IT companies are looking for acquisitions, as organic growth is difficult given the poor economy. And valuations are very cheap now.
That’s why IBM ($13 billion in cash) is buying Sun for $6.5 Billion. IBM wants to become a one-stop shop for all IT related offerings, whether hardware, software services or solutions.
IBM is the world’s largest maker of servers (IDC, Q4 2008) with a market share of 36.3 percent. HP came next with 29.0 percent, Dell 10.6 percent, Sun 9.3 percent and Fujitsu (now without Siemens) 4.2 percent. The top five server vendors all posted declines in Q4 server revenue, hurt by cuts in corporate spending.
This deal may be about servers, but the timing’s about Cisco.
Cisco just announced its first entry into servers, and they’re joining the server business with an Armada of other IT vendors under the heading of “Unified Computing” that brings in an alliance of VMware (leader in software that helps companies get more from the hardware they have), Microsoft, BMC, Intel and storage maker EMC. Because Cisco is sitting on $30 billion in cash, its next step after its entry into servers could have been…buying Sun! So IBM has blocked this move by taking Sun off the table.
Cisco’s entry into the server market will trigger a wave of mergers and acquisitions in IT. It is only the first volley in another battle in the 30 Years War to control the network, the same network that owns the endpoint pipes that carry audio/video data to its destination.
Implications for the AV-over-IP business are rampant: First, we depend upon what happens in the network. You can try to be a server-agnostic but remember the server is just the vehicle not the destination. All these IT giants are battling to be the Wal-Mart, the one-stop shop for IT.

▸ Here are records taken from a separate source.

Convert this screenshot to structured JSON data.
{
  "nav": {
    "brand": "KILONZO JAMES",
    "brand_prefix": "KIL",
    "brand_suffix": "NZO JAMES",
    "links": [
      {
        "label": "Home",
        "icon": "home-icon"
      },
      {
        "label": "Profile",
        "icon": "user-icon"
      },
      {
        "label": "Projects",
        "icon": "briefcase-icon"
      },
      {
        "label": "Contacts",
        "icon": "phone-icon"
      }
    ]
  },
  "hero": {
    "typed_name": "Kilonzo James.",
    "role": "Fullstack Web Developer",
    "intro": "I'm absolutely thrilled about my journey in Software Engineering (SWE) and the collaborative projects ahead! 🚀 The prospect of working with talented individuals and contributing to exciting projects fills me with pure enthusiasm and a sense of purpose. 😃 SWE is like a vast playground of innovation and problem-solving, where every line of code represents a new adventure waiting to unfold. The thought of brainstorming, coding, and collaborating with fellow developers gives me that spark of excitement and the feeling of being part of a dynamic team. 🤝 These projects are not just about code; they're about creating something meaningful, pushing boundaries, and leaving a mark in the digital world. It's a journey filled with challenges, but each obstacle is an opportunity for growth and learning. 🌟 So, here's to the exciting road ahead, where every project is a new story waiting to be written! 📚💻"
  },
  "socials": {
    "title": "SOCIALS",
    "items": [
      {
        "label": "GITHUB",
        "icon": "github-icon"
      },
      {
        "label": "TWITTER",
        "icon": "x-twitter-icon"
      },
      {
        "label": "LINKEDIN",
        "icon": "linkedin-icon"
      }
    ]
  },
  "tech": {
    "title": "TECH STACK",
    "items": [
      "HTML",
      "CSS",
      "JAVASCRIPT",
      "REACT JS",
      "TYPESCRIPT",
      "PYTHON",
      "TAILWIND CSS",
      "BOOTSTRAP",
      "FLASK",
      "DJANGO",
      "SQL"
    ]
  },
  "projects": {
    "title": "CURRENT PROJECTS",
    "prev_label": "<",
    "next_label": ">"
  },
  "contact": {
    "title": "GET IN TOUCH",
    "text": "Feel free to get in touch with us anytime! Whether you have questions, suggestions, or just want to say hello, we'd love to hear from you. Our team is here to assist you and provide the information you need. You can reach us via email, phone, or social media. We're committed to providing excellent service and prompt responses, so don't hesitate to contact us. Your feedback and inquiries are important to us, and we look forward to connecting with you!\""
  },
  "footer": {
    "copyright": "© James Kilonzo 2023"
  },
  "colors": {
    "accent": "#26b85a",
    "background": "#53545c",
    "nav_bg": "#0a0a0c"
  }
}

Then, consider that Cisco has moved heavily in video conferencing and digital signage…Cisco likes growth-by-acquisition and may add a few AV companies to its agenda. Then IBM will counter…And HP will counter that…
Something to consider?